Things to Do - Outdoor Recreation - Hiking and Biking Trails
Omaha's trail system is appropriately called Paths of Discovery - each twist, each turn, winds through a different part of the city. Since 1990, more than 85 miles of paved, interconnected trails have been developed, creating a nature wonderland for walkers, joggers, bicyclists, skaters and cross-country skiers. The system is also accessible to people with disabilities.
The backbone of the ever-expanding trail system is the 24-mile long Keystone Trail, the longest and busiest trail in the metro area. It passes through parks, farmland, residential and industrial areas.

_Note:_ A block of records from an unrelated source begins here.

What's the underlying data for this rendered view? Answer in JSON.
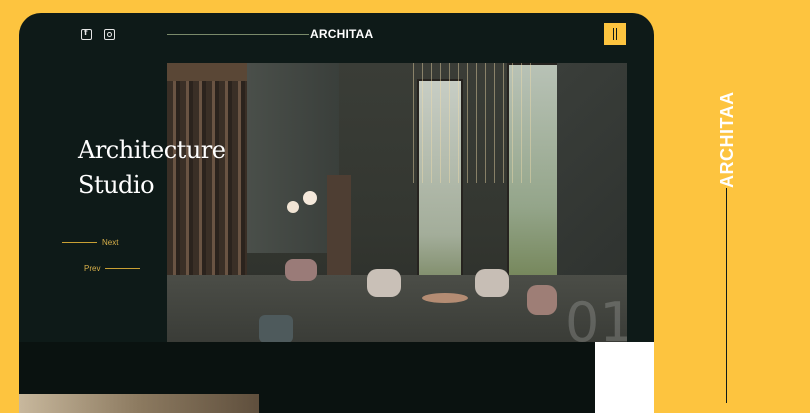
{
  "header": {
    "brand": "ARCHITAA",
    "social": [
      "facebook-icon",
      "instagram-icon"
    ],
    "menu_icon": "menu-icon"
  },
  "hero": {
    "title_line1": "Architecture",
    "title_line2": "Studio",
    "next_label": "Next",
    "prev_label": "Prev",
    "slide_number": "01"
  },
  "side": {
    "brand_vertical": "ARCHITAA"
  },
  "colors": {
    "accent": "#fdc43f",
    "dark": "#0e1a18",
    "gold": "#d8b04a"
  }
}
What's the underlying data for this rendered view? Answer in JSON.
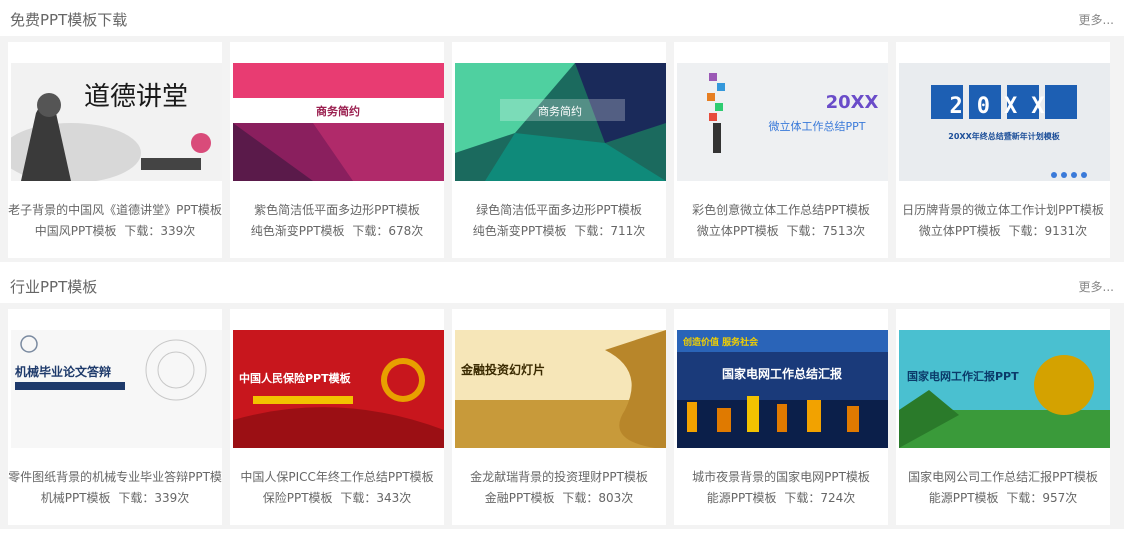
{
  "sections": [
    {
      "title": "免费PPT模板下载",
      "more": "更多...",
      "cards": [
        {
          "title": "老子背景的中国风《道德讲堂》PPT模板",
          "category": "中国风PPT模板",
          "downloads": "下载：339次",
          "thumb_text": "道德讲堂"
        },
        {
          "title": "紫色简洁低平面多边形PPT模板",
          "category": "纯色渐变PPT模板",
          "downloads": "下载：678次",
          "thumb_text": "商务简约",
          "thumb_sub": "BUSINESS SIMPLE LOW POLY NEW PPT"
        },
        {
          "title": "绿色简洁低平面多边形PPT模板",
          "category": "纯色渐变PPT模板",
          "downloads": "下载：711次",
          "thumb_text": "商务简约",
          "thumb_sub": "BUSINESS SIMPLE LOW POLY NEW PPT"
        },
        {
          "title": "彩色创意微立体工作总结PPT模板",
          "category": "微立体PPT模板",
          "downloads": "下载：7513次",
          "thumb_text": "微立体工作总结PPT",
          "thumb_year": "20XX"
        },
        {
          "title": "日历牌背景的微立体工作计划PPT模板",
          "category": "微立体PPT模板",
          "downloads": "下载：9131次",
          "thumb_text": "20XX年终总结暨新年计划模板",
          "thumb_year": "20XX"
        }
      ]
    },
    {
      "title": "行业PPT模板",
      "more": "更多...",
      "cards": [
        {
          "title": "零件图纸背景的机械专业毕业答辩PPT模",
          "category": "机械PPT模板",
          "downloads": "下载：339次",
          "thumb_text": "机械毕业论文答辩",
          "thumb_sub": "THE BUSENESS PLAN"
        },
        {
          "title": "中国人保PICC年终工作总结PPT模板",
          "category": "保险PPT模板",
          "downloads": "下载：343次",
          "thumb_text": "中国人民保险PPT模板",
          "thumb_sub": "20XX POWERPOINT"
        },
        {
          "title": "金龙献瑞背景的投资理财PPT模板",
          "category": "金融PPT模板",
          "downloads": "下载：803次",
          "thumb_text": "金融投资幻灯片",
          "thumb_sub": "THE BUSENESS PLAN"
        },
        {
          "title": "城市夜景背景的国家电网PPT模板",
          "category": "能源PPT模板",
          "downloads": "下载：724次",
          "thumb_text": "国家电网工作总结汇报",
          "thumb_sub": "创造价值 服务社会"
        },
        {
          "title": "国家电网公司工作总结汇报PPT模板",
          "category": "能源PPT模板",
          "downloads": "下载：957次",
          "thumb_text": "国家电网工作汇报PPT"
        }
      ]
    }
  ]
}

It is paved and very flat except for its underpasses, which allow users to safely cross major intersections. The West Papio Trail may be the most scenic of all the trails. The concrete path winds along the West Papio Creek, through a number of neighborhoods, parks and recreation areas such as Zorinskly Lake. Zorinsky Lake itself offers more than seven miles of trails, plenty of picnic areas and is a great spot for boating, fishing and bird watching.
The 144th Street Trail stretches up and down hills following the grade of the street and connects to Standing Bear Lake, popular for fishing and for flying radio-controlled model airplanes.
The Big Papio Trail begins at Hefflinger Park, which offers a BMX bike track and a specially designed dog park featuring a five-acre "All Dogs Area" and a separate two-acre area for small dogs. The Big Papio also connects to Cancer Survivor's Park, specifically designed to be an inspirational retreat to promote the understanding of and the fight against cancer.
The Field Club Trail is a 1.72-mile inner-city trail along an abandoned railroad right-of-way, featuring railroad track cuts, ravines and foliage.
The Omaha Riverfront Trail is a key component to the city's trail system and connects some of the city's most popular parks, such as Heartland of America Park, Miller's Landing and NP Dodge Park. The centerpiece is the Bob Kerrey Pedestrian Bridge. This one-of-a-kind suspension bridge spans over the Missouri River and connects nearly 150 miles of nature trails on both the Nebraska and Iowa sides of the river.
More than 105 miles of Metro Area Trail systems are marked for the safety of trail users. You'll find eight-inch round markers at each mile of the trail and five-inch markers every tenth of a mile.